__MATERIAL FOR THIS EXERCISE__
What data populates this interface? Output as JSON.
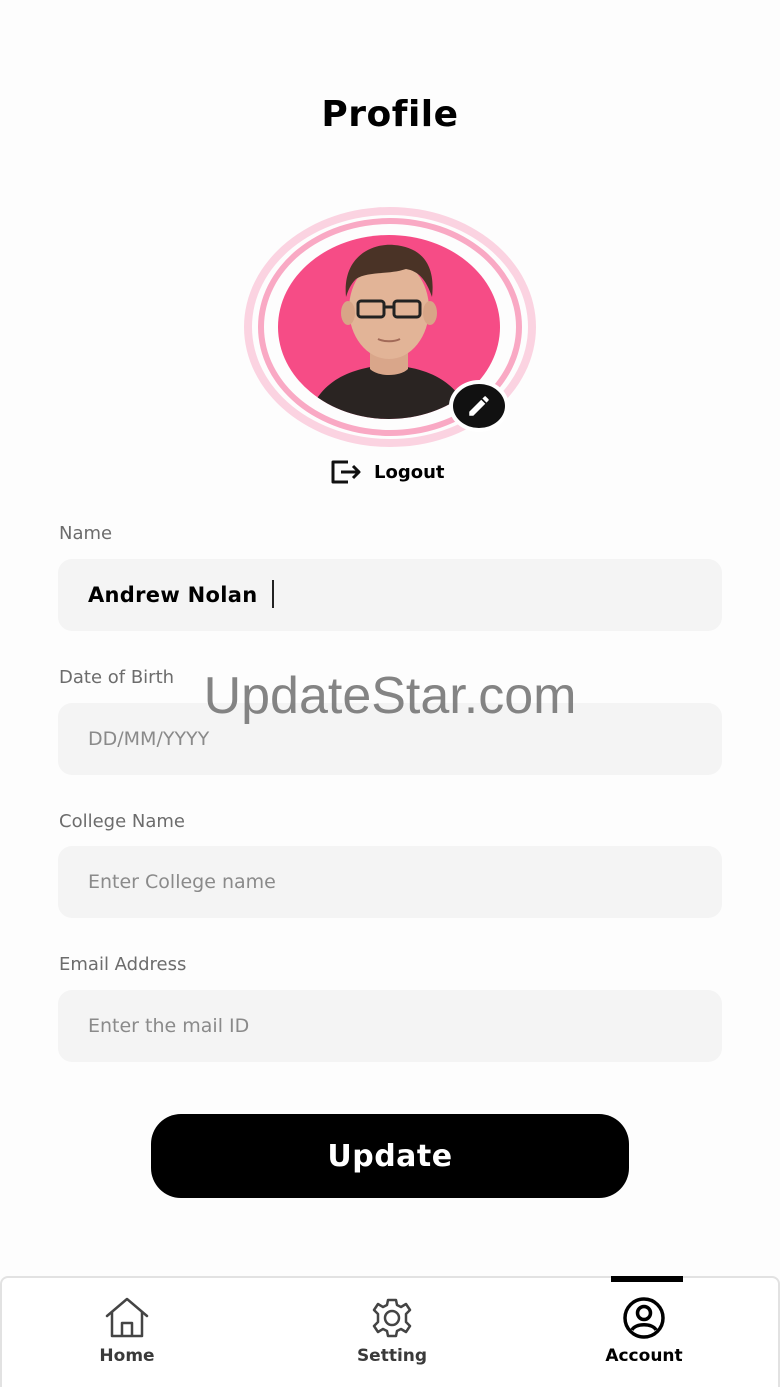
{
  "header": {
    "title": "Profile"
  },
  "profile": {
    "avatar_bg": "#f64c86",
    "edit_icon": "pencil-icon",
    "logout_icon": "logout-icon",
    "logout_label": "Logout"
  },
  "form": {
    "name": {
      "label": "Name",
      "value": "Andrew Nolan",
      "placeholder": ""
    },
    "dob": {
      "label": "Date of Birth",
      "value": "",
      "placeholder": "DD/MM/YYYY"
    },
    "college": {
      "label": "College Name",
      "value": "",
      "placeholder": "Enter College name"
    },
    "email": {
      "label": "Email Address",
      "value": "",
      "placeholder": "Enter the mail ID"
    }
  },
  "watermark": "UpdateStar.com",
  "actions": {
    "update_label": "Update"
  },
  "bottom_nav": {
    "items": [
      {
        "label": "Home",
        "icon": "home-icon",
        "active": false
      },
      {
        "label": "Setting",
        "icon": "gear-icon",
        "active": false
      },
      {
        "label": "Account",
        "icon": "account-icon",
        "active": true
      }
    ]
  },
  "colors": {
    "accent": "#000000",
    "avatar_ring_outer": "#fbd3e1",
    "avatar_ring_inner": "#f9a9c4"
  }
}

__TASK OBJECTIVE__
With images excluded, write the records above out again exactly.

__COMPLETED TASK__
What data populates this interface? Output as JSON.
{
  "header": {
    "title": "Profile"
  },
  "profile": {
    "avatar_bg": "#f64c86",
    "edit_icon": "pencil-icon",
    "logout_icon": "logout-icon",
    "logout_label": "Logout"
  },
  "form": {
    "name": {
      "label": "Name",
      "value": "Andrew Nolan",
      "placeholder": ""
    },
    "dob": {
      "label": "Date of Birth",
      "value": "",
      "placeholder": "DD/MM/YYYY"
    },
    "college": {
      "label": "College Name",
      "value": "",
      "placeholder": "Enter College name"
    },
    "email": {
      "label": "Email Address",
      "value": "",
      "placeholder": "Enter the mail ID"
    }
  },
  "watermark": "UpdateStar.com",
  "actions": {
    "update_label": "Update"
  },
  "bottom_nav": {
    "items": [
      {
        "label": "Home",
        "icon": "home-icon",
        "active": false
      },
      {
        "label": "Setting",
        "icon": "gear-icon",
        "active": false
      },
      {
        "label": "Account",
        "icon": "account-icon",
        "active": true
      }
    ]
  },
  "colors": {
    "accent": "#000000",
    "avatar_ring_outer": "#fbd3e1",
    "avatar_ring_inner": "#f9a9c4"
  }
}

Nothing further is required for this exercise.